We propose a framework for joint analysis of speech prosody and arm motion towards automatic synthesis and realistic animation of beat gestures from speech prosody and rhythm. In the analysis stage, we first segment motion capture data and speech audio into gesture phrases and prosodic units via temporal clustering, and assign a class label to each resulting gesture phrase and prosodic unit. We then train a discrete hidden semi-Markov model (HSMM) over the segmented data, where gesture labels are hidden states with duration statistics and frame-level prosody labels are observations. The HSMM structure allows us to effectively map sequences of shorter duration prosodic units to longer duration gesture phrases. In the analysis stage, we also construct a gesture pool consisting of gesture phrases segmented from the available dataset, where each gesture phrase is associated with a class label and speech rhythm representation. In the synthesis stage, we use a modified Viterbi algorithm with a duration model, that decodes the optimal gesture label sequence with duration information over the HSMM, given a sequence of prosody labels. In the animation stage, the synthesized gesture label sequence with duration and speech rhythm information is mapped into a motion sequence by using a multiple objective unit selection algorithm. Our framework is tested using two multimodal datasets in speaker-dependent and independent settings. The resulting motion sequence when accompanied with the speech input yields natural-looking and plausible animations. We use objective evaluations to set parameters of the proposed prosody-driven gesture animation system, and subjective evaluations to assess quality of the resulting animations. The conducted subjective evaluations show that the difference between the proposed HSMM based synthesis and the motion capture synthesis is not statistically significant. Furthermore, the proposed HSMM based synthesis is evaluated significantly better than a baseline synthesis which animates random gestures based on only joint angle continuity.
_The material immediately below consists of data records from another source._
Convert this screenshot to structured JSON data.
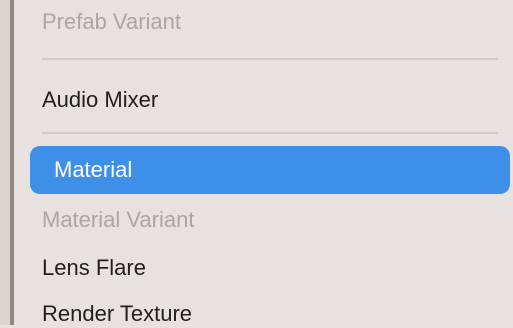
{
  "menu": {
    "items": [
      {
        "label": "Prefab Variant",
        "state": "disabled"
      },
      {
        "label": "Audio Mixer",
        "state": "enabled"
      },
      {
        "label": "Material",
        "state": "selected"
      },
      {
        "label": "Material Variant",
        "state": "disabled"
      },
      {
        "label": "Lens Flare",
        "state": "enabled"
      },
      {
        "label": "Render Texture",
        "state": "enabled"
      }
    ]
  },
  "colors": {
    "selection": "#3d8fe8",
    "background": "#e7e2df",
    "disabled_text": "#aaa6a4"
  }
}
English and Italian encoders were asked to communicate two-dimensional shapes to decoders of their own culture, with and without the use of hand gestures, for materials of high and low verbal codability. The decoders drew what they thought the shapes were and these were rated by English and Italian judges, for similarity to the originals. Higher accuracy scores were obtained by both the English and the Italians, when gestures were allowed, for materials of both high and low codability; but the effect of using gestures was greater for materials of low codability. Improvement in performance when gestures were allowed was greater for the Italians than for the English for both levels of codability. An analysis of the recorded verbal utterances has shown that the detriment in communication accuracy with the elimination of gestures cannot be attributed to disruption of speech performance; rather, changes in speech content occur indicating an increased reliance on verbal means of conveying spatial information. Nevertheless, gestures convey this kind of semantic information more accurately and evidence is provided for the gestures of the Italians communicating this information more effectively than those of the English.